GIBBS: Well, I don't -- yeah, I think if you judge her background, she was -- she has worked in the White House, she has clerked for judges, she has worked for people like Ab Mikva, Thurgood Marshall. I think she has -- as somebody who -- as you heard the president say, first and foremost I think she understands how the law works and how it impacts everyday people. I think she's somebody who has a diversity of experience that's a -- that is an important plus that the president looks at. She's somebody who currently serves in what some have called the tenth -- as the tenth justice: She represents the American people before the Supreme Court. So I think she's -- I think she has a diversity of experience that allows her to understand how the law works and how it impacts the people of this country.
TAPPER: I guess the question is, where does she see how the law - is she -- I don't mean this sarcastically, but it's not like she was a community organizer in Chicago. You know, where did she see how the law directly impacted real people?
GIBBS: Well, as a clerk, as somebody who worked in the counsel's office, as somebody who worked in the policy office here at the White House, as somebody who's argued in front of the Supreme Court on behalf of the interests of this -- of her client now, the American people. I don't -- look, Jake, I don't think there's -- I don't think there's one thing that you can do that necessarily provides you with the wisdom of what you speak. I think having somebody with a diversity of experience -- look, the president heard from a lot of people. You all asked me about the fact that what does it -- what does it do to have somebody outside of what many refer to as the judicial monastery, somebody who comes at things looking at them from a slightly different angle.

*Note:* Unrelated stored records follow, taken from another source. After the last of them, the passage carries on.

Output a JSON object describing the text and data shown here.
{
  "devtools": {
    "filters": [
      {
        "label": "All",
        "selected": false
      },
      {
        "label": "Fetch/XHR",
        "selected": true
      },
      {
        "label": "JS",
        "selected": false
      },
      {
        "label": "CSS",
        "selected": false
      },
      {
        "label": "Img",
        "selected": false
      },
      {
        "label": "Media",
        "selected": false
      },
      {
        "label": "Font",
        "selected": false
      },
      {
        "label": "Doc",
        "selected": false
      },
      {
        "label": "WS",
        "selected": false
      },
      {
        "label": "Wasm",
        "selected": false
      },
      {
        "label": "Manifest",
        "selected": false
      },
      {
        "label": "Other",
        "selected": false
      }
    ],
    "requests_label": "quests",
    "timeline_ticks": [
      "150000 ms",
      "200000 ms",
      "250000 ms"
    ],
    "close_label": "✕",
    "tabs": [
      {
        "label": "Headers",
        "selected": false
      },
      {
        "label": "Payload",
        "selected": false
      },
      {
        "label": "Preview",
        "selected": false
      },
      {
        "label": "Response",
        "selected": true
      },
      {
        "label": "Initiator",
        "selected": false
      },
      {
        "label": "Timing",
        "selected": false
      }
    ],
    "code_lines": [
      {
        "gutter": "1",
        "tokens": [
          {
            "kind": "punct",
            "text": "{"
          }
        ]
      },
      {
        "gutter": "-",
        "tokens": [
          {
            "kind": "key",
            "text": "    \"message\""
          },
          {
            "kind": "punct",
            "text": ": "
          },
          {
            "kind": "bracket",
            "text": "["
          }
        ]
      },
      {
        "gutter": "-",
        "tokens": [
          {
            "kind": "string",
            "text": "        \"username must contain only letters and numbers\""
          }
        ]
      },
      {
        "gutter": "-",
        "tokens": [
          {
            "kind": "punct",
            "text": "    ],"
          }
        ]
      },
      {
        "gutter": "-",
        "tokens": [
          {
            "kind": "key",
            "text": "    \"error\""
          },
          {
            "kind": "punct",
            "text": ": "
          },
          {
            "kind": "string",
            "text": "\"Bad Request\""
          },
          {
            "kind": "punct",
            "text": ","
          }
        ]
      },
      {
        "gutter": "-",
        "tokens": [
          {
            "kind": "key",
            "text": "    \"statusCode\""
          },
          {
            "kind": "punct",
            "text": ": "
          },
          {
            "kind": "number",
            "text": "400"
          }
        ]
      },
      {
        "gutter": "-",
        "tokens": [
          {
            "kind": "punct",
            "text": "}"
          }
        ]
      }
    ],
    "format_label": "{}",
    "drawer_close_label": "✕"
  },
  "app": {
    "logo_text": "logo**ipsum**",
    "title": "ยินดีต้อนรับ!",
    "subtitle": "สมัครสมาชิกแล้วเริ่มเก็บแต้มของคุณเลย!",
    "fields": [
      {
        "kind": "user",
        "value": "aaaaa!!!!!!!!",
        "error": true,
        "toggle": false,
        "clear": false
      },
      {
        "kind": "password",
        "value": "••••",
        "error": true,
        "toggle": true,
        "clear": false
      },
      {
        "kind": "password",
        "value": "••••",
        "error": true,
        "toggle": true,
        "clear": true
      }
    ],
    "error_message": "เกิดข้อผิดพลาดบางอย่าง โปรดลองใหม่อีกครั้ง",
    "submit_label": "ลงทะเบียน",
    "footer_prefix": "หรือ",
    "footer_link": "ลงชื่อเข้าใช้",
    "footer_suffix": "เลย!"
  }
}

TAPPER: And then my other question is, she was -- she's been criticized for her position as dean at Harvard when she reinstated a ban on military recruiters using the office of the --
GIBBS: Office of Career Services.
TAPPER: -- Office of Career Services, thank you. And I was just wondering, the president is somebody who has both worked in universities and also as commander in chief, tried to balance "don't ask, don't tell." Does he have any compunction about what law schools did when they removed military recruiters, as somebody who is now in charge of the military?
GIBBS: Well, I think what's important to understand, Jake, as you hear people describe this -- these series of activities, I think it is important to understand that there was never a pause in military recruitment at Harvard Law School. They were not afforded access as part of the Office of Career Service(s), but through the veterans office, they had access to students at Harvard Law School. And in 2005, in fact, more Harvard Law School graduates than in any of the preceding years chose military service, something that the solicitor general has lauded students for and the military in general for the safety and the security that they provide her and all of the American people.